CHARITIES - Aggressive fund raising

Date: 15th October 2013

 

I haven’t had time to write any blogs recently but I was quite incensed just now and so broke off writing a speech for a Prize Giving I’m attending tomorrow and decided to give vent to my feelings.

I read that in the current recession Charities are having a hard time. Might I suggest that this could in part be due to their aggressive techniques.

The other evening I was moved by a TV advert to donate by text the £5 asked for by one of the best and most deserving causes of which I can think. I am not awash with funds and have a regular subscription to a couple of local charities.

I was not at all happy today to receive an unsolicited call from a young lady who had the cheek to address me as ‘My love’ (I’m probably old enough to be her grandmother and I do not like that kind of matey approach) and it was obvious that she wanted to elicit some kind of ‘sign up’ for a regular donation. (I greatly object to all this familiarity and the use of first names.  I understand this originated in the States - don't most things - and part of it is a ploy to create a cosy atmosphere so that if you have a grievance you can't get half as angry with someone with whom you are on first name terms.  Don't know if this is true but it makes sense.  And I object to total strangers embracing me with the French kiss on both cheeks. )

I told her in no uncertain terms that I have no intention of signing up to anything regular  and I’m afraid the experience will put me off donating my humble £5 to any charity in future.

Whilst on the subject, are your put off when you receive begging letters and there are the boxes for £50, £25, £15, and other?
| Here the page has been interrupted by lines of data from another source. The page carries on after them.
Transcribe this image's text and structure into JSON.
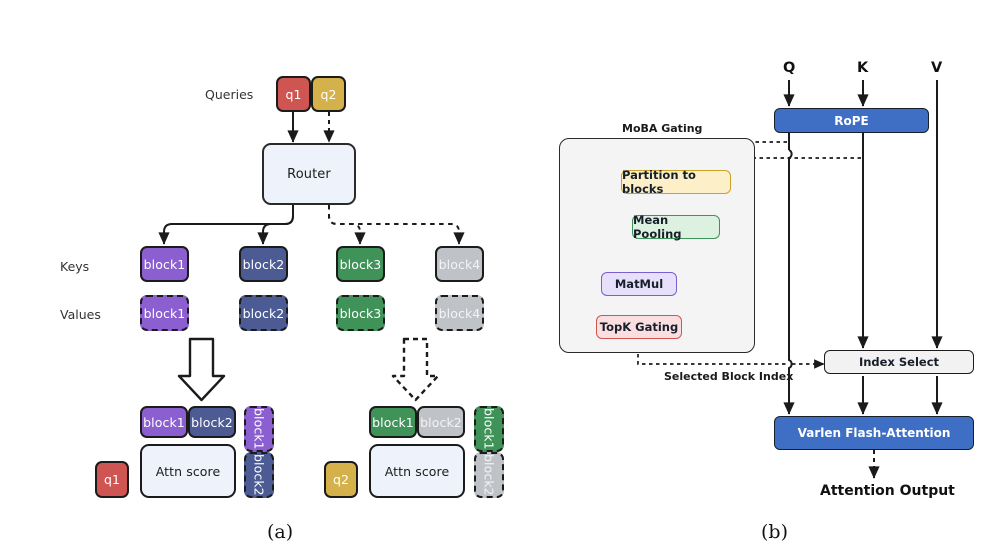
{
  "figure": {
    "caption_a": "(a)",
    "caption_b": "(b)"
  },
  "panel_a": {
    "row_labels": {
      "queries": "Queries",
      "keys": "Keys",
      "values": "Values"
    },
    "queries": [
      {
        "label": "q1",
        "color": "#cf5553"
      },
      {
        "label": "q2",
        "color": "#d4b14a"
      }
    ],
    "router": {
      "label": "Router",
      "fill": "#eef2fa"
    },
    "keys": [
      {
        "label": "block1",
        "color": "#8b5fd0"
      },
      {
        "label": "block2",
        "color": "#4c5b94"
      },
      {
        "label": "block3",
        "color": "#3f9258"
      },
      {
        "label": "block4",
        "color": "#bfc2c7"
      }
    ],
    "values": [
      {
        "label": "block1",
        "color": "#8b5fd0"
      },
      {
        "label": "block2",
        "color": "#4c5b94"
      },
      {
        "label": "block3",
        "color": "#3f9258"
      },
      {
        "label": "block4",
        "color": "#bfc2c7"
      }
    ],
    "result_left": {
      "query": {
        "label": "q1",
        "color": "#cf5553"
      },
      "attn_label": "Attn score",
      "top_blocks": [
        {
          "label": "block1",
          "color": "#8b5fd0"
        },
        {
          "label": "block2",
          "color": "#4c5b94"
        }
      ],
      "side_blocks": [
        {
          "label": "block1",
          "color": "#8b5fd0"
        },
        {
          "label": "block2",
          "color": "#4c5b94"
        }
      ]
    },
    "result_right": {
      "query": {
        "label": "q2",
        "color": "#d4b14a"
      },
      "attn_label": "Attn score",
      "top_blocks": [
        {
          "label": "block1",
          "color": "#3f9258"
        },
        {
          "label": "block2",
          "color": "#bfc2c7"
        }
      ],
      "side_blocks": [
        {
          "label": "block1",
          "color": "#3f9258"
        },
        {
          "label": "block2",
          "color": "#bfc2c7"
        }
      ]
    }
  },
  "panel_b": {
    "inputs": {
      "q": "Q",
      "k": "K",
      "v": "V"
    },
    "rope": {
      "label": "RoPE",
      "color": "#3f6fc4"
    },
    "gating": {
      "title": "MoBA Gating",
      "steps": [
        {
          "label": "Partition to blocks",
          "fill": "#fdefc8",
          "border": "#c9a227"
        },
        {
          "label": "Mean Pooling",
          "fill": "#ddf1e0",
          "border": "#3f9258"
        },
        {
          "label": "MatMul",
          "fill": "#e7e0fb",
          "border": "#7b5fd0"
        },
        {
          "label": "TopK Gating",
          "fill": "#fbdfe0",
          "border": "#cf5553"
        }
      ]
    },
    "selected_block_index": "Selected Block Index",
    "index_select": {
      "label": "Index Select",
      "fill": "#f2f2f2"
    },
    "flash_attention": {
      "label": "Varlen Flash-Attention",
      "color": "#3f6fc4"
    },
    "output": "Attention Output"
  }
}
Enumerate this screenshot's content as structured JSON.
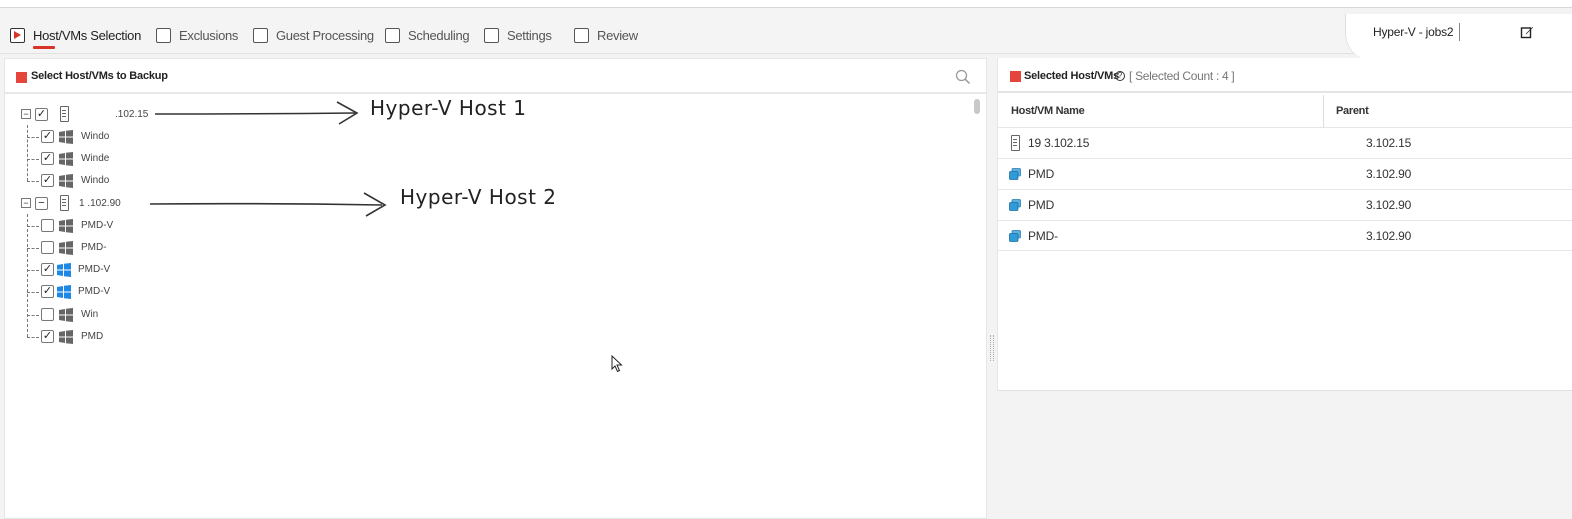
{
  "wizard": {
    "steps": [
      {
        "label": "Host/VMs Selection",
        "active": true
      },
      {
        "label": "Exclusions"
      },
      {
        "label": "Guest Processing"
      },
      {
        "label": "Scheduling"
      },
      {
        "label": "Settings"
      },
      {
        "label": "Review"
      }
    ],
    "job_name": "Hyper-V - jobs2",
    "edit_icon": "edit-icon"
  },
  "left_panel": {
    "title": "Select Host/VMs to Backup",
    "search_icon": "search-icon",
    "tree": [
      {
        "label": ".102.15",
        "checked": "checked",
        "expanded": true,
        "icon": "server-icon",
        "children": [
          {
            "label": "Windo",
            "checked": true,
            "icon": "windows-gray-icon"
          },
          {
            "label": "Winde",
            "checked": true,
            "icon": "windows-gray-icon"
          },
          {
            "label": "Windo",
            "checked": true,
            "icon": "windows-gray-icon"
          }
        ]
      },
      {
        "label": "1 .102.90",
        "checked": "partial",
        "expanded": true,
        "icon": "server-icon",
        "children": [
          {
            "label": "PMD-V",
            "checked": false,
            "icon": "windows-gray-icon"
          },
          {
            "label": "PMD-",
            "checked": false,
            "icon": "windows-gray-icon"
          },
          {
            "label": "PMD-V",
            "checked": true,
            "icon": "windows-blue-icon"
          },
          {
            "label": "PMD-V",
            "checked": true,
            "icon": "windows-blue-icon"
          },
          {
            "label": "Win",
            "checked": false,
            "icon": "windows-gray-icon"
          },
          {
            "label": "PMD",
            "checked": true,
            "icon": "windows-gray-icon"
          }
        ]
      }
    ],
    "annotations": [
      "Hyper-V Host 1",
      "Hyper-V Host 2"
    ]
  },
  "right_panel": {
    "title": "Selected Host/VMs",
    "help_icon": "help-icon",
    "count_text": "[ Selected Count : 4 ]",
    "columns": [
      "Host/VM Name",
      "Parent"
    ],
    "rows": [
      {
        "name": "19 3.102.15",
        "parent": "3.102.15",
        "icon": "server-icon"
      },
      {
        "name": "PMD",
        "parent": "3.102.90",
        "icon": "vm-icon"
      },
      {
        "name": "PMD",
        "parent": "3.102.90",
        "icon": "vm-icon"
      },
      {
        "name": "PMD-",
        "parent": "3.102.90",
        "icon": "vm-icon"
      }
    ]
  },
  "colors": {
    "accent": "#d9342b",
    "square": "#e5463c",
    "windows_blue": "#1e88e5"
  }
}
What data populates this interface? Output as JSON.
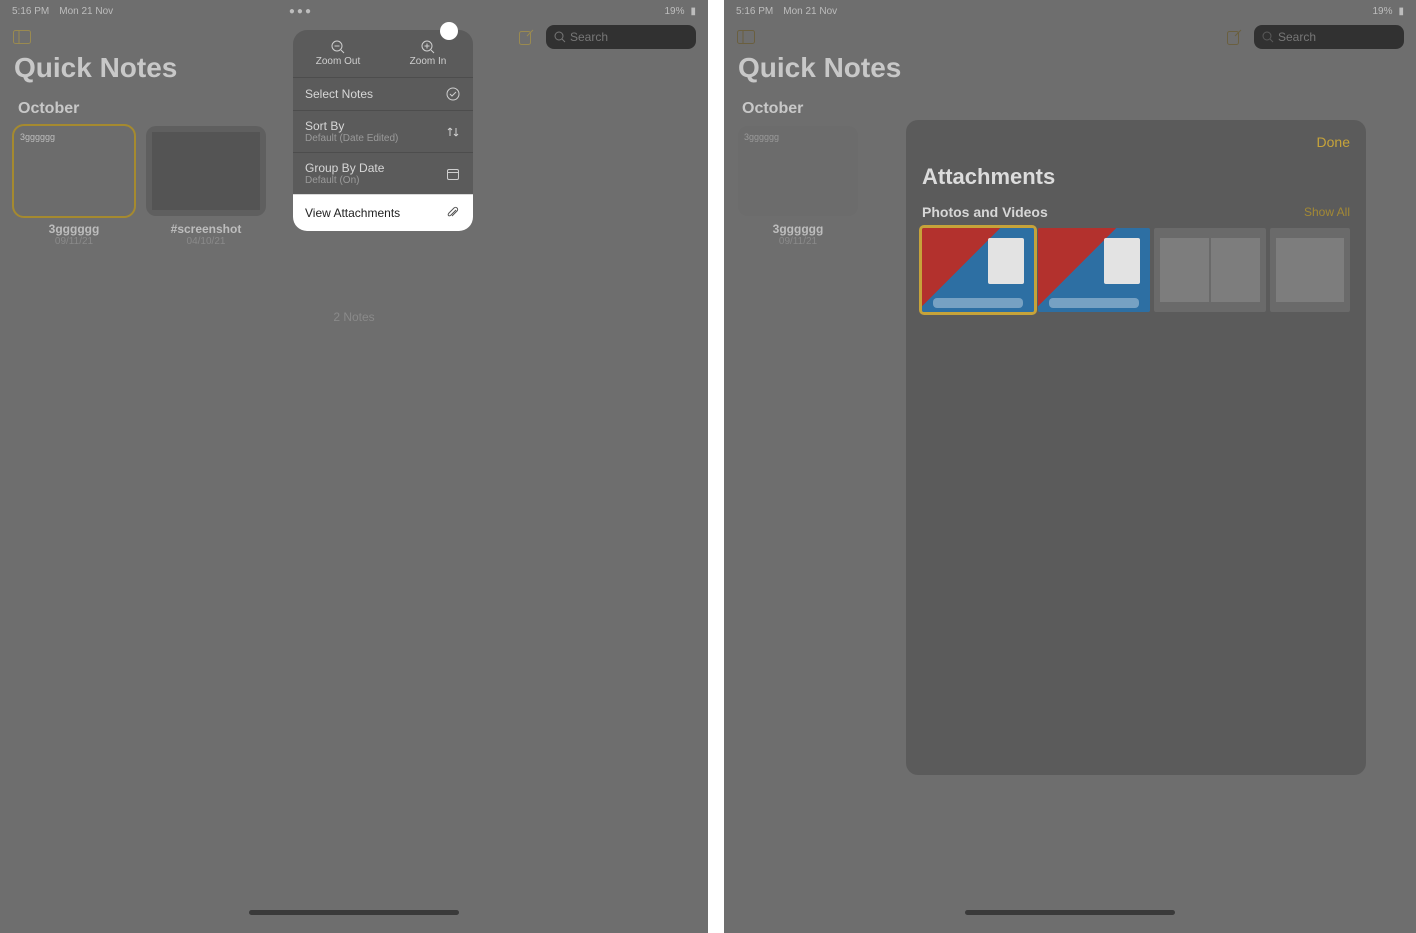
{
  "status": {
    "time": "5:16 PM",
    "date": "Mon 21 Nov",
    "battery": "19%"
  },
  "toolbar": {
    "search_placeholder": "Search"
  },
  "page": {
    "title": "Quick Notes",
    "section": "October",
    "count_label": "2 Notes"
  },
  "notes": [
    {
      "title": "3gggggg",
      "date": "09/11/21"
    },
    {
      "title": "#screenshot",
      "date": "04/10/21"
    }
  ],
  "popover": {
    "zoom_out": "Zoom Out",
    "zoom_in": "Zoom In",
    "select_notes": "Select Notes",
    "sort_by": {
      "label": "Sort By",
      "sub": "Default (Date Edited)"
    },
    "group_by_date": {
      "label": "Group By Date",
      "sub": "Default (On)"
    },
    "view_attachments": "View Attachments"
  },
  "sheet": {
    "done": "Done",
    "title": "Attachments",
    "section": "Photos and Videos",
    "show_all": "Show All"
  }
}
I know I feel like a cheapskate if I tick the other box and only send a fiver – consequently I now don’t contribute at all.  In fact, in the past I used to agonise over which charities to send money and they would sit on the kitchen shelf - now they all go in the bin without reading.  These unsolicited mails are designed to pull at our heart-strings and they certainly do.

Many years ago I decided to contribute to the RSPB - only the £25 annual fee - and then I was inundated with glossy brochures, catalogues etc. which must have eaten well into the money I'd given.  I happened to meet one of the chief executives and expressed my concern but was told that although it cost a small fortune, this kind of marketing did bring in funds.

Is it only me - or are others put off by what I see as ‘aggressive’ money raising for charity.

I come from a generous family and though none of us are rich we all contribute in a small way. My father, rapidly approaching the age of 99, blind and living on a small pension has regularly contributed to charity. However recently, on reading of the huge salaries paid to the CEO’s of Charities, he has decided that he will keep the money in his own pocket.
I know the argument – ‘We have to pay top money to get the best’ but my feeling is that if you work for a charity part of your gift to that charity is to take a lesser salary than you would in the commercial world.  Am I being too altruistic?

The money raised by my appearance in 'I'm a Celebrity get me out of here' came to a healthy £26,000 which was sent to my designated charity.  Six months later I enquired as to whether or not they had received the money.  My  or ITV's £26,000 had 'slipped through the net for a note of thanks' - so it doesn't really matter whether it's £5 or thousands, they are dealing in big bucks and we little donaters don't appear to matter.

I shall continue to donate to Crisis at Christmas - of course they, like all other charities, would like more but you always get a Thank you and I get the feeling that most of the money they raise really does go to the homeless at Christmas.

If I were to come into money, a large amount would go to Charities but, for the moment with ever increasing costs, a fixed pension, and derisory interest on savings, I shall continue to give my paltry donation of £5 here and there and hope that I don't get a follow up.

What do you think? Send your feedback to contact@jan-leeming.com.